The DAC team had identified a first and second pass for each benefit.

The first pass — analysing the Act

In the first pass the goal is to identify:

  • Eligibility criteria
  • Relevant entities
  • Eligibility logic
  • Calculation logic

The Miro board is set up with ‘frames’ for each benefit, and screenshots of the relevant section from the Act on the left. Sticky notes are colour-coded to help visually differentiate different parameters.

We broke into groups of 2-3 people per group, with each group choosing a benefit and starting work on the first pass. The first benefit I was involved in was the supported living payment. This payment is designed for people who are totally blind or have restricted work capacity. It also covers carers looking after someone who would otherwise need institutional care.

Supported living payment

GovCMS Aotearoa Support living payment
Supported living payment
Download Supported living payment

We literally read through the Act and pulled out eligibility criteria, including definitions if necessary.

For example, section 34:

Supported living payment: on ground of restricted work capacity or total blindness: requirements

A person is entitled to the supported living payment if the person—

  1. has restricted work capacity or is totally blind; and
  2. meets the residential requirement; and
  3. is aged 16 years or over.

In our first pass, this translates to the following sticky notes on the Miro board:

  • The person (P)
  • Age = 16 or over
  • Meets residential requirement
  • Totally blind OR Restricted work capacity

We use AND/OR connectors as required.

GovCMS Aotearoa AND/OR connectors

The frame also includes any relevant definitions (e.g. the definition of ‘restricted work capacity’ and ‘residential requirement’). If definitions are across more than one section of the Act, they can simply be copied into the payment type or cross-referenced.

Calculation logic

The first pass also looked at calculation logic and payment rates.
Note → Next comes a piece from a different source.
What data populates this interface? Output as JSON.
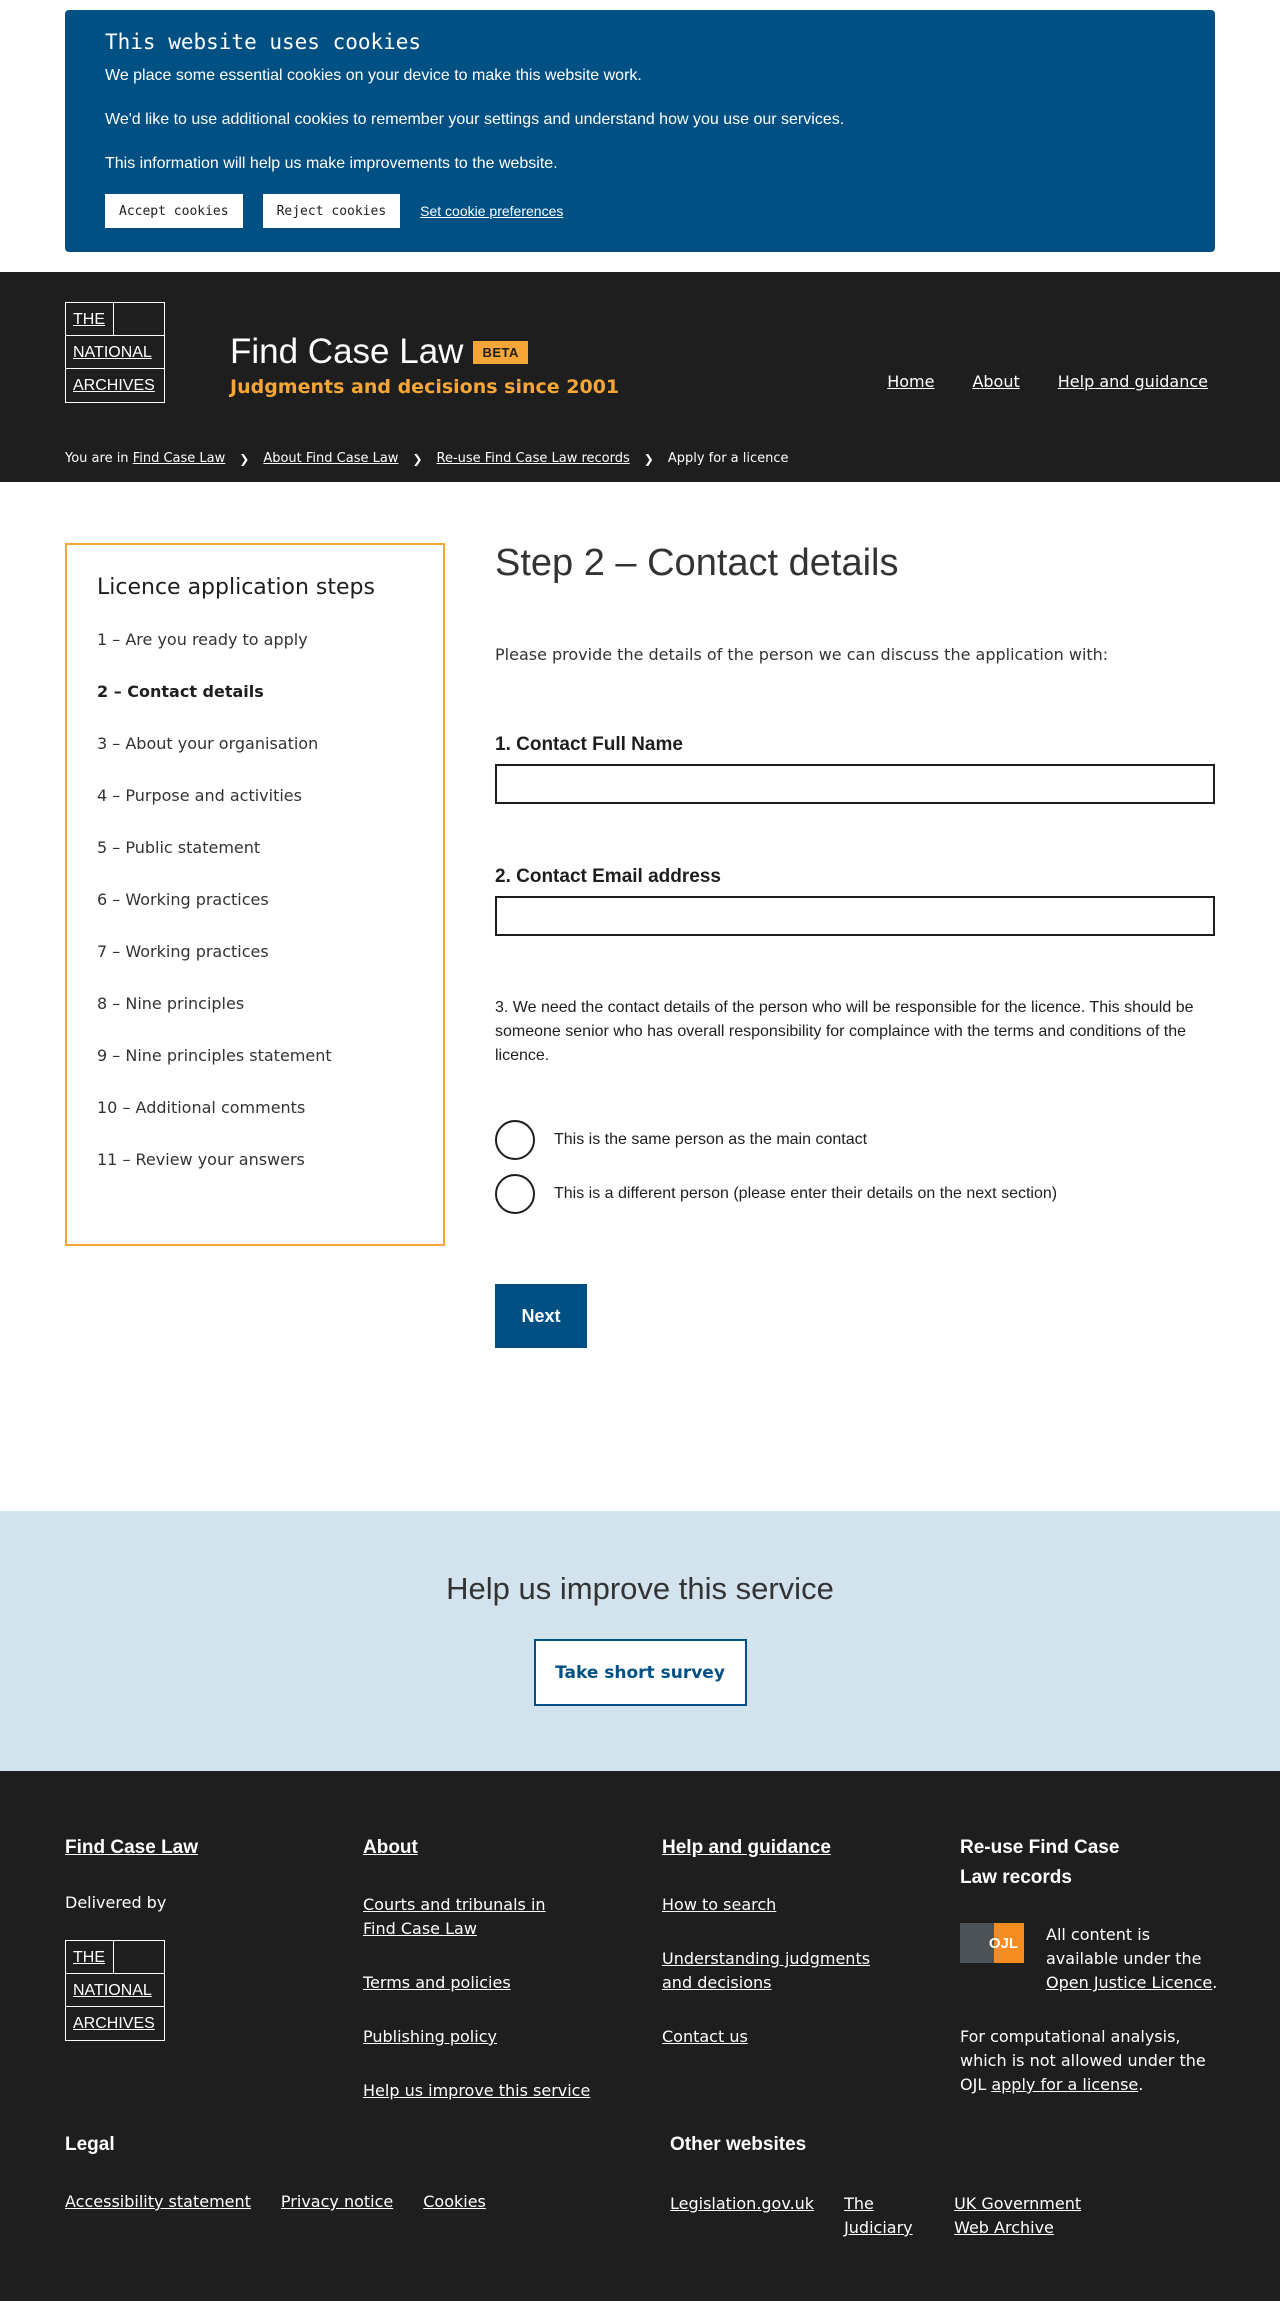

To track the different payment types, Pia Andrews created a spreadsheet that pulled in the rates. As you can see from the screenshot below, the supported living payment is quite a complex one, with many variables determining the rate, plus the application of two different income tests.

Calculation logic

Calculation logic
Calculation logic
Download Calculation logic

Income test calculations were set up on the Miro board, for example:

  • If income_total_weekly<160 then benefit = <rate> (regardless of income test)

  • if 250 > income_total_weekly > 160 then if income_test_1, benefit = <rate> - ((income_total_weekly - 160) * 0.15)

  • if income_total_weekly > 250 then if income_test_1, benefit = <rate> - ((income_total_weekly - 250) * 0.35) - ((250-160) * 0.15)

The second pass — user variables and test cases

The second pass looks at translating entities, legislative requirements, and eligibility criteria into user variables. For example:

  • p_age
  • p_residential_status
  • beneficiary_total_blindness
  • p_restricted_work_capacity

The test cases look at both eligibility criteria and rate calculations. For example:

  • P=17yro
  • Meets residential requirement
  • Is totally blind
  • And not self-inflicted
  • Is employed
  • Earns $20K/year (384.61 per week)
  • Is single

Using this test case, we then worked out the payment.


  • total_income * 0.25 = $96.15/week (384.61+96.15=480.76, which is under the maximum allowed of 524.65)

This scenario and payment will then be checked against the code once it’s set up.

Next steps

With three groups in total and 17 social security payments to analyse (and then code), our first and second passes on the Miro board do take time. As we finish one benefit, we move onto the next. Given all team members are working on this part time, setting up each benefit on the Miro board is going to take several weeks.

In our next blog we'll look at our first steps towards coding!